Gnarls Barkley -- their official label bio portrays "him" as a musical
svengali, pal of the late rock critic Lester Bangs, the man who taught
Kraftwerk to speak English, and a former lover of Mariah Carey and Janet
Jackson -- but that spirit of gleeful absurdity and seductive surrealism
permeates the entire collaboration.
Some listeners may be
disappointed that none of the other 13 tracks quite match the infectious
appeal of the single "Crazy," which has made history on the British pop
charts as the first song to debut at No. 1 (where it's now spent five weeks)
solely on the basis of download sales. But the whole point of "St.
Elsewhere" is that it's a lyrical musing on "sane" vs. "crazy" in a world

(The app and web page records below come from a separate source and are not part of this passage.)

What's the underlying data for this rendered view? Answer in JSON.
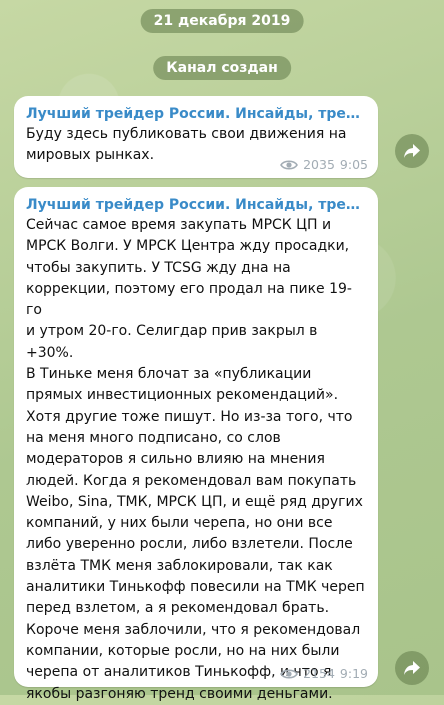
{
  "date_badge": "21 декабря 2019",
  "service_badge": "Канал создан",
  "messages": [
    {
      "sender": "Лучший трейдер России. Инсайды, трейдинг",
      "text": "Буду здесь публиковать свои движения на\nмировых рынках.",
      "views": "2035",
      "time": "9:05"
    },
    {
      "sender": "Лучший трейдер России. Инсайды, трейдинг",
      "text": "Сейчас самое время закупать МРСК ЦП и\nМРСК Волги. У МРСК Центра жду просадки,\nчтобы закупить. У TCSG жду дна на\nкоррекции, поэтому его продал на пике 19-го\nи утром 20-го. Селигдар прив закрыл в  +30%.\nВ Тинькe меня блочат за «публикации\nпрямых инвестиционных рекомендаций».\nХотя другие тоже пишут. Но из-за того, что\nна меня много подписано, со слов\nмодераторов я сильно влияю на мнения\nлюдей. Когда я рекомендовал вам покупать\nWeibo, Sina, ТМК, МРСК ЦП, и ещё ряд других\nкомпаний, у них были черепа, но они все\nлибо уверенно росли, либо взлетели. После\nвзлёта ТМК меня заблокировали, так как\nаналитики Тинькофф повесили на ТМК череп\nперед взлетом, а я рекомендовал брать.\nКороче меня заблочили, что я рекомендовал\nкомпании, которые росли, но на них были\nчерепа от аналитиков Тинькофф, и что я\nякобы разгоняю тренд своими деньгами.",
      "views": "2154",
      "time": "9:19"
    }
  ],
  "icons": {
    "views": "eye-icon",
    "share": "share-arrow-icon"
  }
}
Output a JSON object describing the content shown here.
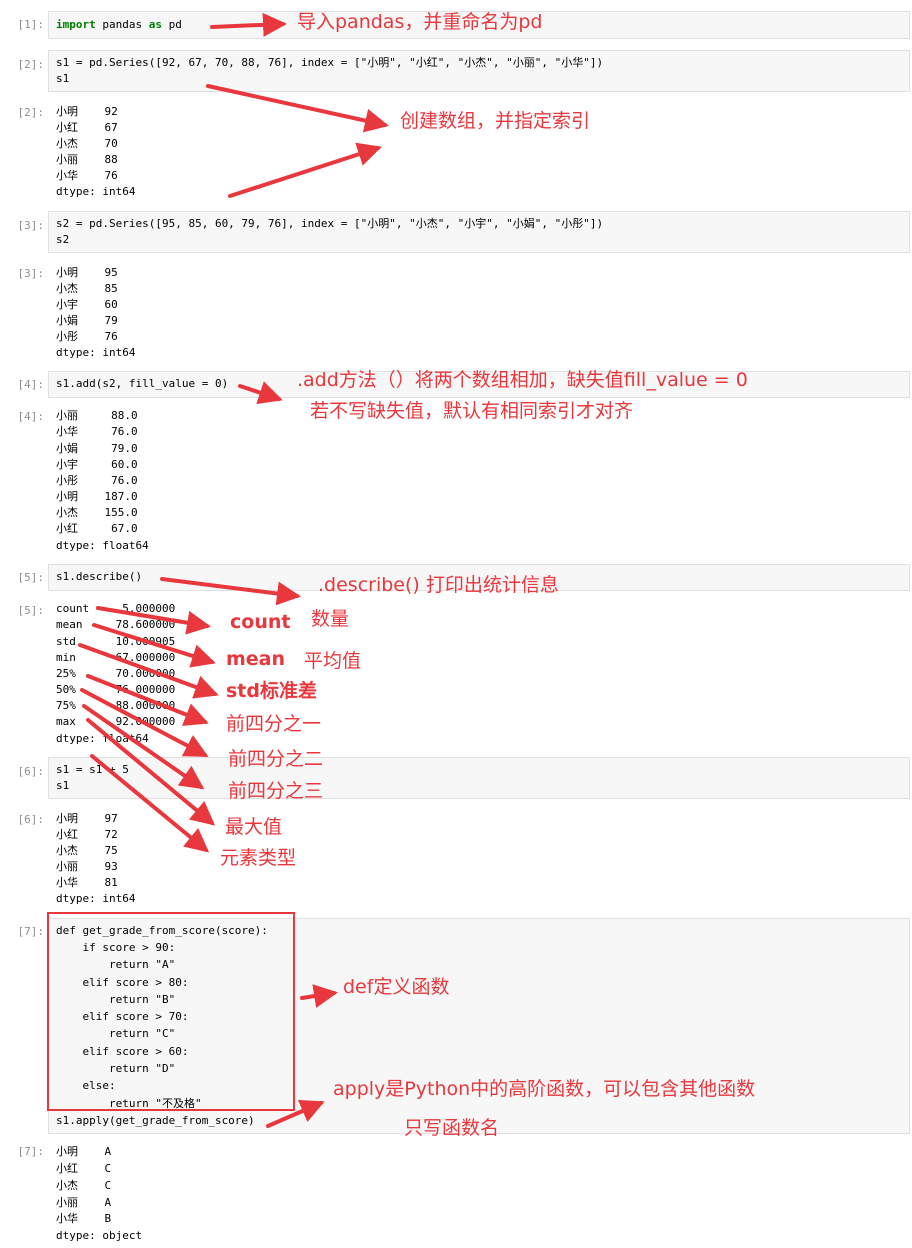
{
  "prompts": [
    "[1]:",
    "[2]:",
    "[2]:",
    "[3]:",
    "[3]:",
    "[4]:",
    "[4]:",
    "[5]:",
    "[5]:",
    "[6]:",
    "[6]:",
    "[7]:",
    "[7]:"
  ],
  "cells": {
    "c1": {
      "code": "import pandas as pd"
    },
    "c2": {
      "line1": "s1 = pd.Series([92, 67, 70, 88, 76], index = [\"小明\", \"小红\", \"小杰\", \"小丽\", \"小华\"])",
      "line2": "s1",
      "out": [
        "小明    92",
        "小红    67",
        "小杰    70",
        "小丽    88",
        "小华    76",
        "dtype: int64"
      ]
    },
    "c3": {
      "line1": "s2 = pd.Series([95, 85, 60, 79, 76], index = [\"小明\", \"小杰\", \"小宇\", \"小娟\", \"小彤\"])",
      "line2": "s2",
      "out": [
        "小明    95",
        "小杰    85",
        "小宇    60",
        "小娟    79",
        "小彤    76",
        "dtype: int64"
      ]
    },
    "c4": {
      "line1": "s1.add(s2, fill_value = 0)",
      "out": [
        "小丽     88.0",
        "小华     76.0",
        "小娟     79.0",
        "小宇     60.0",
        "小彤     76.0",
        "小明    187.0",
        "小杰    155.0",
        "小红     67.0",
        "dtype: float64"
      ]
    },
    "c5": {
      "line1": "s1.describe()",
      "out": [
        "count     5.000000",
        "mean     78.600000",
        "std      10.000905",
        "min      67.000000",
        "25%      70.000000",
        "50%      76.000000",
        "75%      88.000000",
        "max      92.000000",
        "dtype: float64"
      ]
    },
    "c6": {
      "line1": "s1 = s1 + 5",
      "line2": "s1",
      "out": [
        "小明    97",
        "小红    72",
        "小杰    75",
        "小丽    93",
        "小华    81",
        "dtype: int64"
      ]
    },
    "c7": {
      "lines": [
        "def get_grade_from_score(score):",
        "    if score > 90:",
        "        return \"A\"",
        "    elif score > 80:",
        "        return \"B\"",
        "    elif score > 70:",
        "        return \"C\"",
        "    elif score > 60:",
        "        return \"D\"",
        "    else:",
        "        return \"不及格\"",
        "s1.apply(get_grade_from_score)"
      ],
      "out": [
        "小明    A",
        "小红    C",
        "小杰    C",
        "小丽    A",
        "小华    B",
        "dtype: object"
      ]
    }
  },
  "annotations": {
    "import_note": "导入pandas，并重命名为pd",
    "series_note": "创建数组，并指定索引",
    "add_note1": ".add方法（）将两个数组相加，缺失值fill_value = 0",
    "add_note2": "若不写缺失值，默认有相同索引才对齐",
    "describe_note": ".describe() 打印出统计信息",
    "count_en": "count",
    "count_cn": "数量",
    "mean_en": "mean",
    "mean_cn": "平均值",
    "std_note": "std标准差",
    "q1_note": "前四分之一",
    "q2_note": "前四分之二",
    "q3_note": "前四分之三",
    "max_note": "最大值",
    "dtype_note": "元素类型",
    "def_note": "def定义函数",
    "apply_note1": "apply是Python中的高阶函数，可以包含其他函数",
    "apply_note2": "只写函数名"
  },
  "colors": {
    "annotation": "#e8373d",
    "cell_bg": "#f7f7f7",
    "prompt": "#8f8f8f"
  }
}
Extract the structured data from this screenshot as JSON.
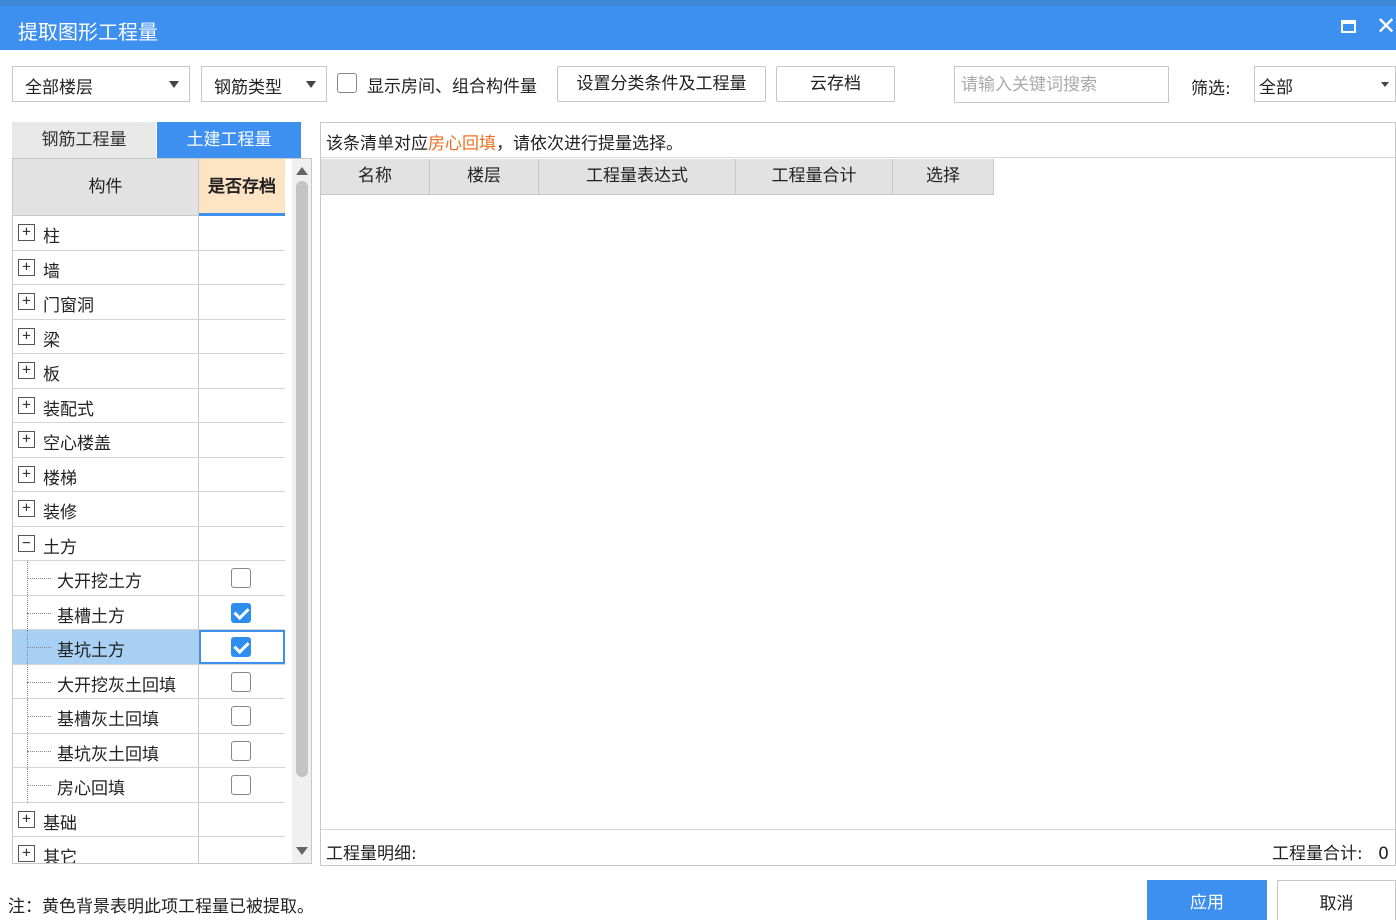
{
  "window": {
    "title": "提取图形工程量"
  },
  "toolbar": {
    "floor_dropdown": "全部楼层",
    "rebar_type_dropdown": "钢筋类型",
    "show_rooms_checkbox": "显示房间、组合构件量",
    "set_conditions_button": "设置分类条件及工程量",
    "cloud_save_button": "云存档",
    "search_placeholder": "请输入关键词搜索",
    "filter_label": "筛选:",
    "filter_value": "全部"
  },
  "tabs": {
    "rebar": "钢筋工程量",
    "civil": "土建工程量"
  },
  "tree": {
    "header_component": "构件",
    "header_archive": "是否存档",
    "rows": [
      {
        "label": "柱",
        "type": "group",
        "expander": "+"
      },
      {
        "label": "墙",
        "type": "group",
        "expander": "+"
      },
      {
        "label": "门窗洞",
        "type": "group",
        "expander": "+"
      },
      {
        "label": "梁",
        "type": "group",
        "expander": "+"
      },
      {
        "label": "板",
        "type": "group",
        "expander": "+"
      },
      {
        "label": "装配式",
        "type": "group",
        "expander": "+"
      },
      {
        "label": "空心楼盖",
        "type": "group",
        "expander": "+"
      },
      {
        "label": "楼梯",
        "type": "group",
        "expander": "+"
      },
      {
        "label": "装修",
        "type": "group",
        "expander": "+"
      },
      {
        "label": "土方",
        "type": "group",
        "expander": "−"
      },
      {
        "label": "大开挖土方",
        "type": "child",
        "checked": false
      },
      {
        "label": "基槽土方",
        "type": "child",
        "checked": true
      },
      {
        "label": "基坑土方",
        "type": "child",
        "checked": true,
        "selected": true
      },
      {
        "label": "大开挖灰土回填",
        "type": "child",
        "checked": false
      },
      {
        "label": "基槽灰土回填",
        "type": "child",
        "checked": false
      },
      {
        "label": "基坑灰土回填",
        "type": "child",
        "checked": false
      },
      {
        "label": "房心回填",
        "type": "child",
        "checked": false
      },
      {
        "label": "基础",
        "type": "group",
        "expander": "+"
      },
      {
        "label": "其它",
        "type": "group",
        "expander": "+"
      }
    ]
  },
  "right_panel": {
    "note_prefix": "该条清单对应",
    "note_highlight": "房心回填",
    "note_suffix": "，请依次进行提量选择。",
    "columns": [
      "名称",
      "楼层",
      "工程量表达式",
      "工程量合计",
      "选择"
    ],
    "detail_label": "工程量明细:",
    "total_label": "工程量合计:",
    "total_value": "0"
  },
  "footer": {
    "note": "注：黄色背景表明此项工程量已被提取。",
    "apply_button": "应用",
    "cancel_button": "取消"
  },
  "colors": {
    "accent": "#3d8ff0",
    "highlight": "#f07020",
    "archived_bg": "#fce4c4"
  }
}
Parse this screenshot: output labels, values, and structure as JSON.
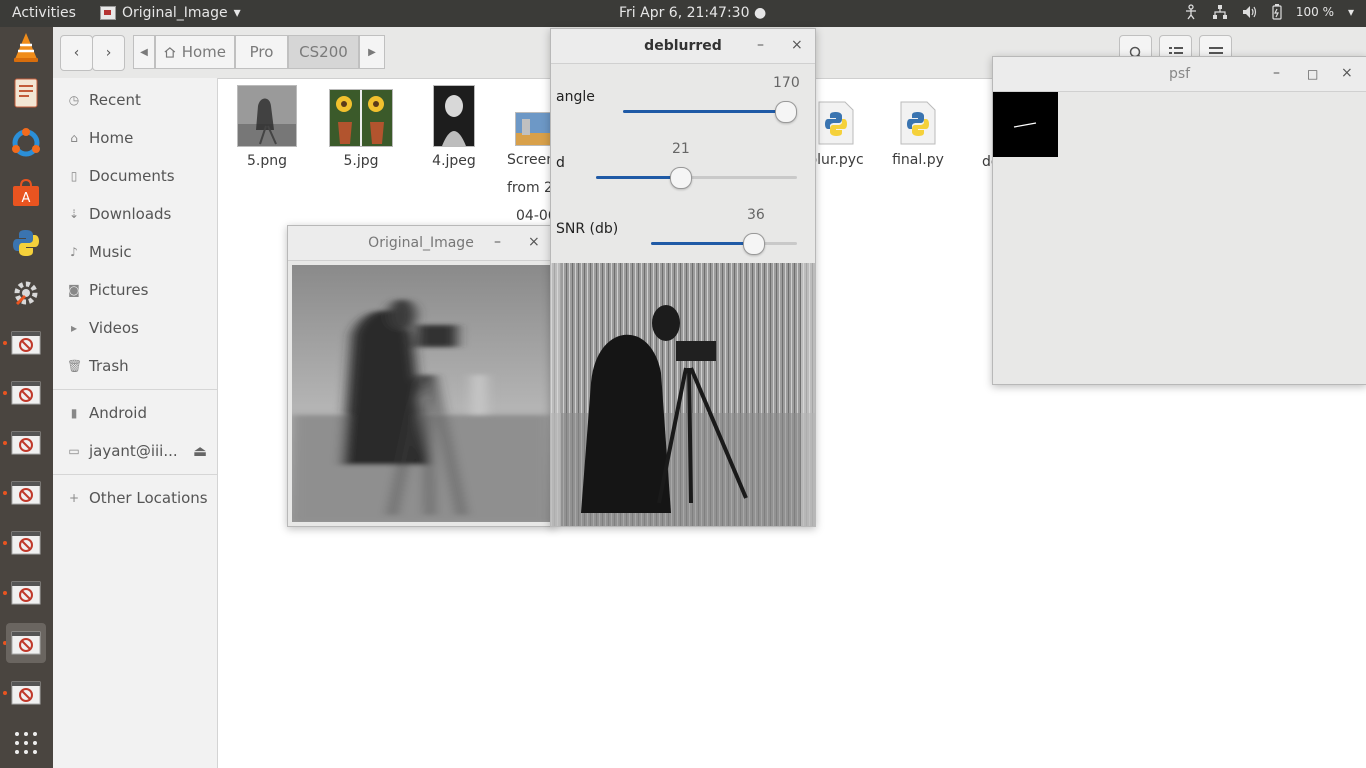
{
  "topbar": {
    "activities": "Activities",
    "app_name": "Original_Image",
    "clock": "Fri Apr  6, 21:47:30",
    "battery": "100 %"
  },
  "nav": {
    "breadcrumbs": [
      "Home",
      "Pro",
      "CS200"
    ]
  },
  "sidebar": {
    "places": [
      "Recent",
      "Home",
      "Documents",
      "Downloads",
      "Music",
      "Pictures",
      "Videos",
      "Trash"
    ],
    "devices": [
      "Android",
      "jayant@iii..."
    ],
    "other": "Other Locations"
  },
  "files": [
    {
      "name": "5.png",
      "line2": "",
      "line3": ""
    },
    {
      "name": "5.jpg",
      "line2": "",
      "line3": ""
    },
    {
      "name": "4.jpeg",
      "line2": "",
      "line3": ""
    },
    {
      "name": "Screen",
      "line2": "from 2",
      "line3": "04-06"
    },
    {
      "name": "blur.pyc",
      "line2": "",
      "line3": ""
    },
    {
      "name": "final.py",
      "line2": "",
      "line3": ""
    },
    {
      "name": "de",
      "line2": "",
      "line3": ""
    }
  ],
  "windows": {
    "original": {
      "title": "Original_Image"
    },
    "deblurred": {
      "title": "deblurred",
      "sliders": [
        {
          "label": "angle",
          "value": 170,
          "level": 1.0
        },
        {
          "label": "d",
          "value": 21,
          "level": 0.42
        },
        {
          "label": "SNR (db)",
          "value": 36,
          "level": 0.7
        }
      ]
    },
    "psf": {
      "title": "psf"
    }
  },
  "icons": [
    "search-icon",
    "view-toggle-icon",
    "menu-icon",
    "minimize-icon",
    "maximize-icon",
    "close-icon"
  ]
}
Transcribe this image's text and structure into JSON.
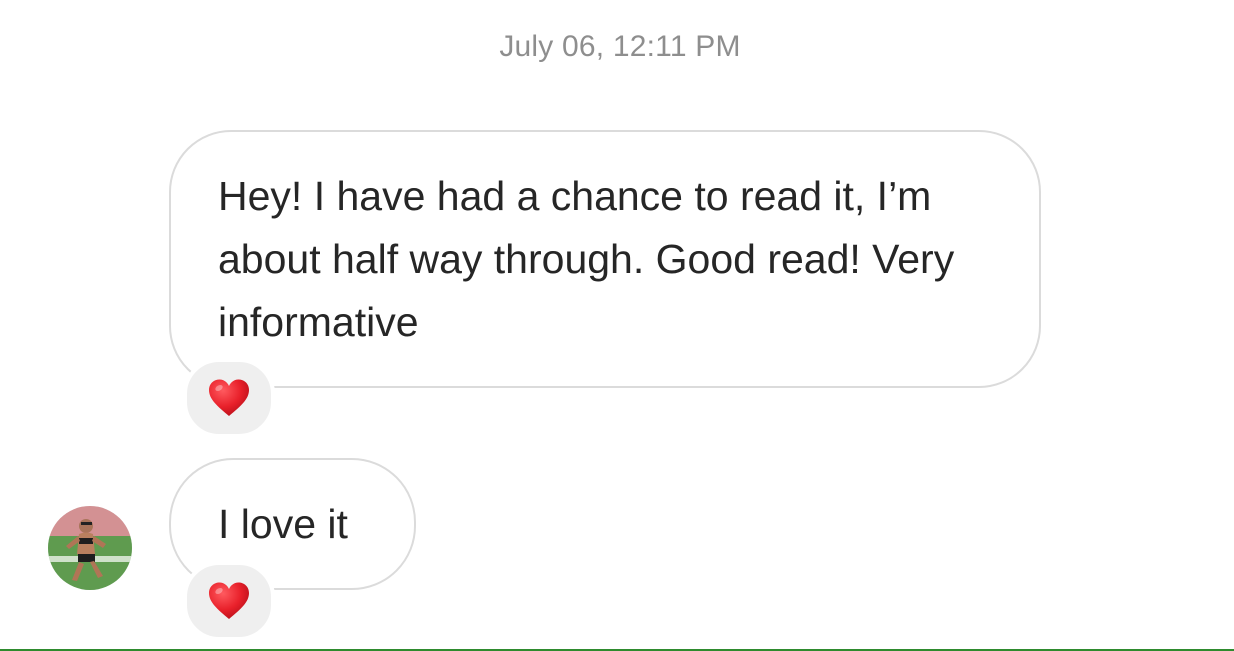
{
  "thread": {
    "timestamp": "July 06, 12:11 PM",
    "messages": [
      {
        "text": "Hey! I have had a chance to read it, I’m about half way through. Good read! Very informative",
        "reaction": "heart-emoji"
      },
      {
        "text": "I love it",
        "reaction": "heart-emoji"
      }
    ]
  },
  "colors": {
    "bubble_border": "#dbdbdb",
    "reaction_bg": "#efefef",
    "timestamp_text": "#8e8e8e",
    "message_text": "#262626",
    "heart": "#e8202a"
  }
}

gone mad, set against a Jackson Pollock-style splatter collage that respects
no stylistic boundaries, schizophrenically leaping from an understated
electro-pop cover of the Violent Femmes' "Gone Daddy Gone" to the sultry
psychedelic soul of "Who Cares?" to the haunting ballad "Just a Thought," a
meditation on suicide that betters the haunting musical vibe of Eminem's
"Stan" (with Cee-Lo in the roles of both Marshall Mathers and Dido).
The lyrics and Cee-Lo's
rapping aren't on the level of Danger Mouse's production, which is not as
much of a problem on a track like "Feng Shui," easily dismissed as a silly
toss-off, as it is on "Necromancing," a rap that attempts to play
necrophilia for laughs. But Cee-Lo has always shown promise as a convincing
if freaky R&B or soul singer -- he's better when he's crooning than when
he's rhyming -- and musical ambition and invention this weird yet appealing
has to be loudly applauded.
"The Boxing Mirror" (Back Porch) ***1/2
While I admire the three
bands that made Texas singer-songwriter Alejandro Escovedo a cult hero for
the roots-rock scene -- the Nuns, Rank & File and True Believers -- I've
never really connected with his melancholy but lushly orchestrated solo
efforts -- until now. Having survived a life-threatening bout with hepatitis
C, which inspired the 2004 tribute benefit album "Por Vida," Escovedo has
emerged as dark as ever lyrically but ready to rock with a vengeance on his
first new studio album in four years, and to that end, he turned to one of
his heroes as producer, John Cale.
Those famous Velvets
drones and noise-rock assaults are heard to great effect in songs such as
"Arizona," "Notes on Air" and "Break This Time," but Cale also makes great
use of gorgeous strings (including Chicagoan Susan Voelz's violin) and
unexpected synthesizer textures, moving Escovedo out of his rootsy Austin
comfort zone into much more exciting sonic terrain, just as Cale's sometimes
partner Brian Eno did with Paul Simon on his new album.
At the same time,
Escovedo has never sounded better on more conventional fare such as the
Mexican-influenced ballad "The Ladder" and the emotional weeper "Died a
Little Today," whose lyrics sum up the disc's theme of a man who's learned
how to live by coming close to dying: "Gonna learn how to give / Not to
simply get by / Or to barely hang on."